# Browse

### Sarah Ferguson

Explore the creation of a unique problem-based learning (PBL) experience.

### Kristen Lew and Juan Pablo Mejía-Ramos

This study examined the genre of undergraduate mathematical proof writing by asking mathematicians and undergraduate students to read 7 partial proofs and identify and discuss uses of mathematical language that were out of the ordinary with respect to what they considered conventional mathematical proof writing. Three main themes emerged: First, mathematicians believed that mathematical language should obey the conventions of academic language, whereas students were either unaware of these conventions or unaware that these conventions applied to proof writing. Second, students did not fully understand the nuances involved in how mathematicians introduce objects in proofs. Third, mathematicians focused on the context of the proof to decide how formal a proof should be, whereas students did not seem to be aware of the importance of this factor.

### Erin E. Krupa, Mika Munakata and Karmen Yu

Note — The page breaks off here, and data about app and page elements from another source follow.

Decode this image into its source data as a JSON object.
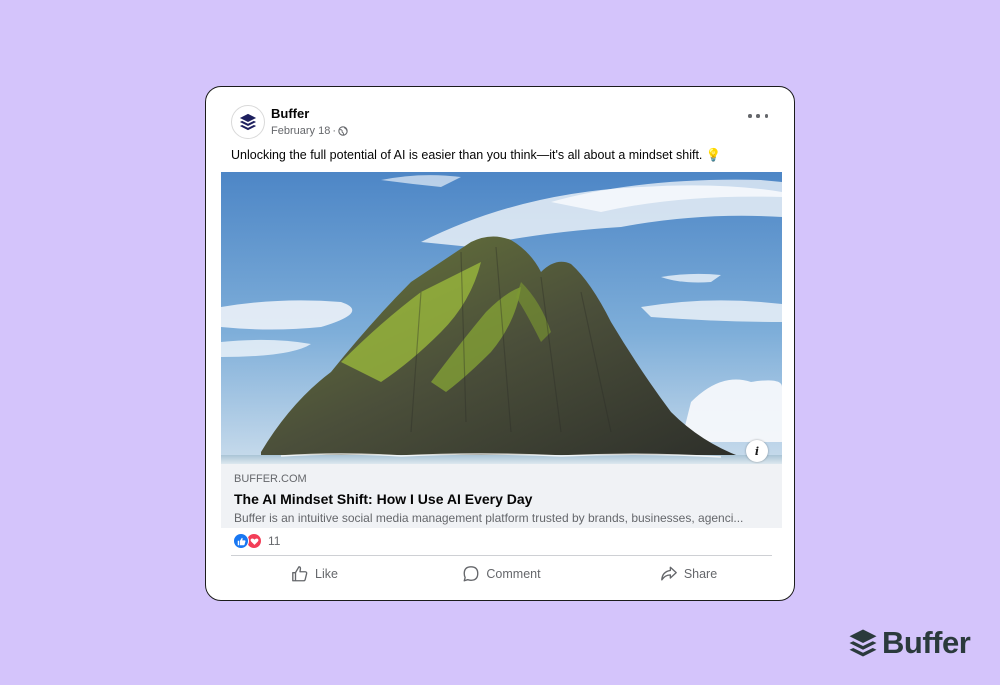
{
  "post": {
    "page_name": "Buffer",
    "date": "February 18",
    "separator": "·",
    "text": "Unlocking the full potential of AI is easier than you think—it's all about a mindset shift. 💡",
    "privacy_icon": "globe-icon",
    "more_icon": "more-options-icon"
  },
  "link_preview": {
    "domain": "BUFFER.COM",
    "title": "The AI Mindset Shift: How I Use AI Every Day",
    "description": "Buffer is an intuitive social media management platform trusted by brands, businesses, agenci...",
    "image_alt": "Rocky green island under a blue sky",
    "info_icon": "i"
  },
  "reactions": {
    "count": "11",
    "types": [
      "like",
      "love"
    ]
  },
  "actions": {
    "like": "Like",
    "comment": "Comment",
    "share": "Share"
  },
  "brand": {
    "name": "Buffer"
  },
  "colors": {
    "background": "#d4c4fb",
    "facebook_blue": "#1877f2",
    "love_red": "#f33e58",
    "brand_dark": "#2b3a3c",
    "avatar_navy": "#1d1f5e"
  }
}
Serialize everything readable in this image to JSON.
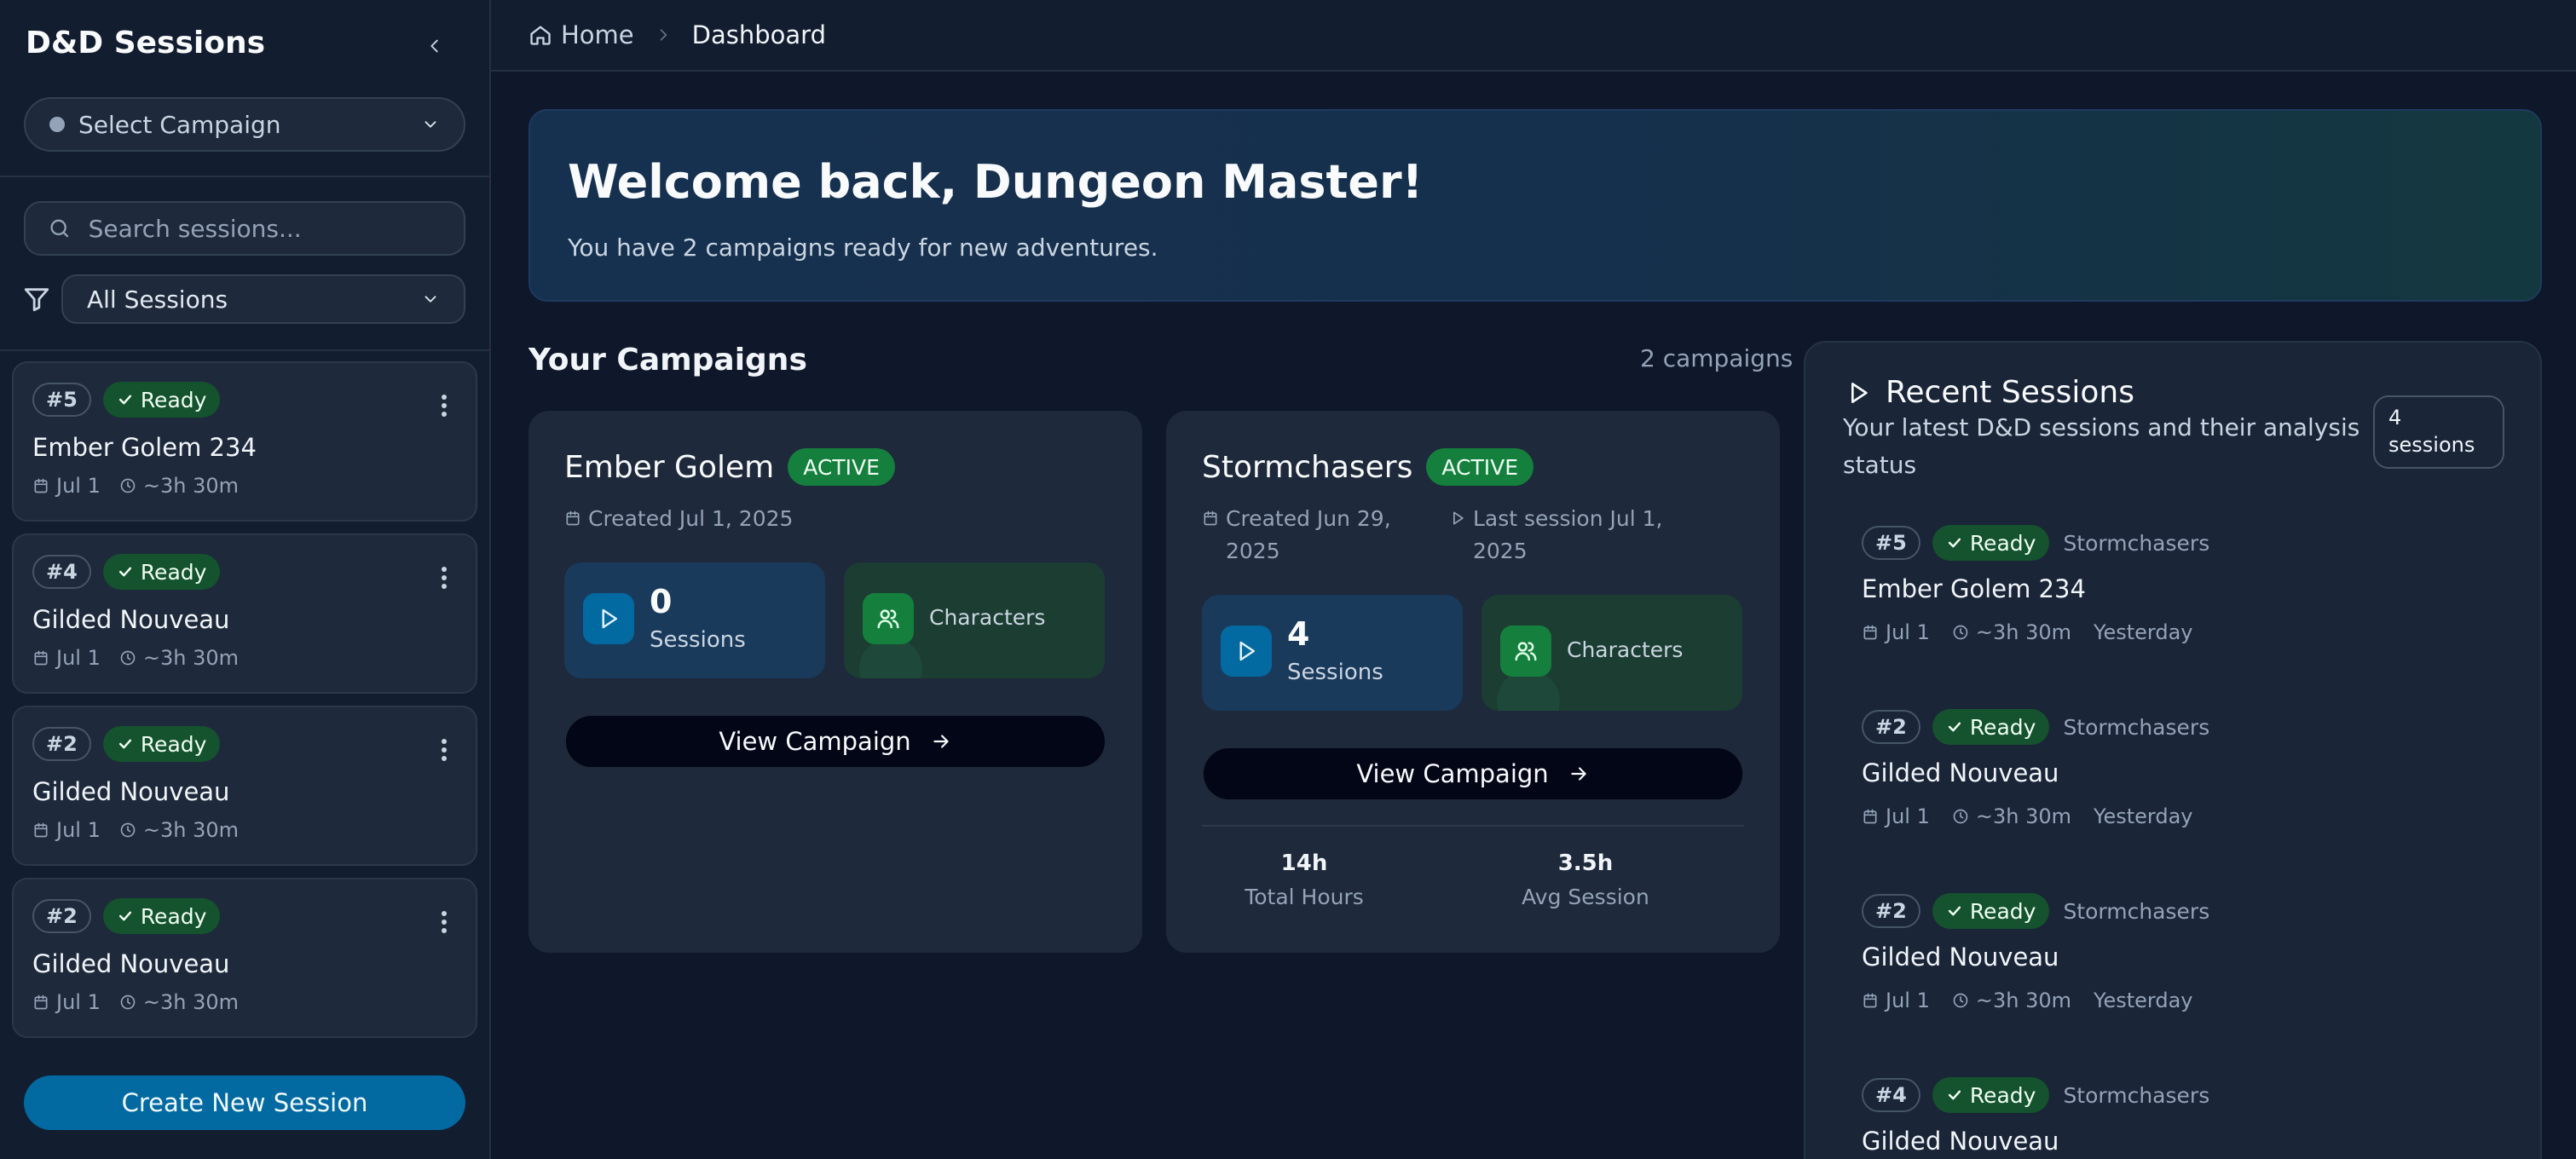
{
  "sidebar": {
    "title": "D&D Sessions",
    "campaign_select": "Select Campaign",
    "search_placeholder": "Search sessions...",
    "filter": "All Sessions",
    "sessions": [
      {
        "num": "#5",
        "status": "Ready",
        "name": "Ember Golem 234",
        "date": "Jul 1",
        "duration": "~3h 30m"
      },
      {
        "num": "#4",
        "status": "Ready",
        "name": "Gilded Nouveau",
        "date": "Jul 1",
        "duration": "~3h 30m"
      },
      {
        "num": "#2",
        "status": "Ready",
        "name": "Gilded Nouveau",
        "date": "Jul 1",
        "duration": "~3h 30m"
      },
      {
        "num": "#2",
        "status": "Ready",
        "name": "Gilded Nouveau",
        "date": "Jul 1",
        "duration": "~3h 30m"
      }
    ],
    "create_button": "Create New Session"
  },
  "breadcrumb": {
    "home": "Home",
    "current": "Dashboard"
  },
  "welcome": {
    "title": "Welcome back, Dungeon Master!",
    "subtitle": "You have 2 campaigns ready for new adventures."
  },
  "campaigns_section": {
    "title": "Your Campaigns",
    "count": "2 campaigns",
    "campaigns": [
      {
        "name": "Ember Golem",
        "status": "ACTIVE",
        "created": "Created Jul 1, 2025",
        "sessions_count": "0",
        "sessions_label": "Sessions",
        "characters_label": "Characters",
        "view_button": "View Campaign"
      },
      {
        "name": "Stormchasers",
        "status": "ACTIVE",
        "created_line1": "Created Jun 29,",
        "created_line2": "2025",
        "last_line1": "Last session Jul 1,",
        "last_line2": "2025",
        "sessions_count": "4",
        "sessions_label": "Sessions",
        "characters_label": "Characters",
        "view_button": "View Campaign",
        "total_hours": "14h",
        "total_hours_label": "Total Hours",
        "avg_session": "3.5h",
        "avg_session_label": "Avg Session"
      }
    ]
  },
  "recent_sessions": {
    "title": "Recent Sessions",
    "subtitle": "Your latest D&D sessions and their analysis status",
    "count_line1": "4",
    "count_line2": "sessions",
    "items": [
      {
        "num": "#5",
        "status": "Ready",
        "campaign": "Stormchasers",
        "name": "Ember Golem 234",
        "date": "Jul 1",
        "duration": "~3h 30m",
        "when": "Yesterday"
      },
      {
        "num": "#2",
        "status": "Ready",
        "campaign": "Stormchasers",
        "name": "Gilded Nouveau",
        "date": "Jul 1",
        "duration": "~3h 30m",
        "when": "Yesterday"
      },
      {
        "num": "#2",
        "status": "Ready",
        "campaign": "Stormchasers",
        "name": "Gilded Nouveau",
        "date": "Jul 1",
        "duration": "~3h 30m",
        "when": "Yesterday"
      },
      {
        "num": "#4",
        "status": "Ready",
        "campaign": "Stormchasers",
        "name": "Gilded Nouveau"
      }
    ]
  },
  "colors": {
    "background": "#0f172a",
    "sidebar": "#131d30",
    "card": "#1e293b",
    "primary": "#0369a1",
    "ready_badge": "#14532d",
    "active_badge": "#15803d"
  }
}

Can you remember your typical elementary school field day? In this article, we provide details on hosting a mathematics field day, focused on embedding rich mathematics into authentic fun-filled field day experiences.

### Edited by Anna F. DeJarnette and Stephen Phelps

A monthly set of problems is aimed at a variety of ability levels.

### Michelle L. Meadows and Joanna C. Caniglia

Imagine that you and your language arts colleagues are teaching Edgar Allan Poe's short story, “The Pit and the Pendulum.” This thrilling story takes us to the Inquisition during which a prisoner is surrounded by hungry rats and bound to a table while a large pendulum slowly descends. The prisoner believes that the pendulum is 30-40 feet long and estimates that it should take about 10-12 swings before he is hit, leaving him with about a minute or a minute and a half to escape. Are his estimations correct? If so, will he make it out in time?

### Haiwen Chu and Leslie Hamburger

Five types of engaging peer-interaction structures can support English learners as they make sense of mathematics and explore important mathematical relationships.

MT's letters to the editor department. Readers comment on published articles and share their mathematical interests.

### Claudia M. Bertolone-Smith and Linda Gillette-Koyen

Avoid off-task behavior, such as horseplay, rolling on the floor, and meowing, with a reliable routine that promotes students' thinking, communication, and social safety in sharing their ideas.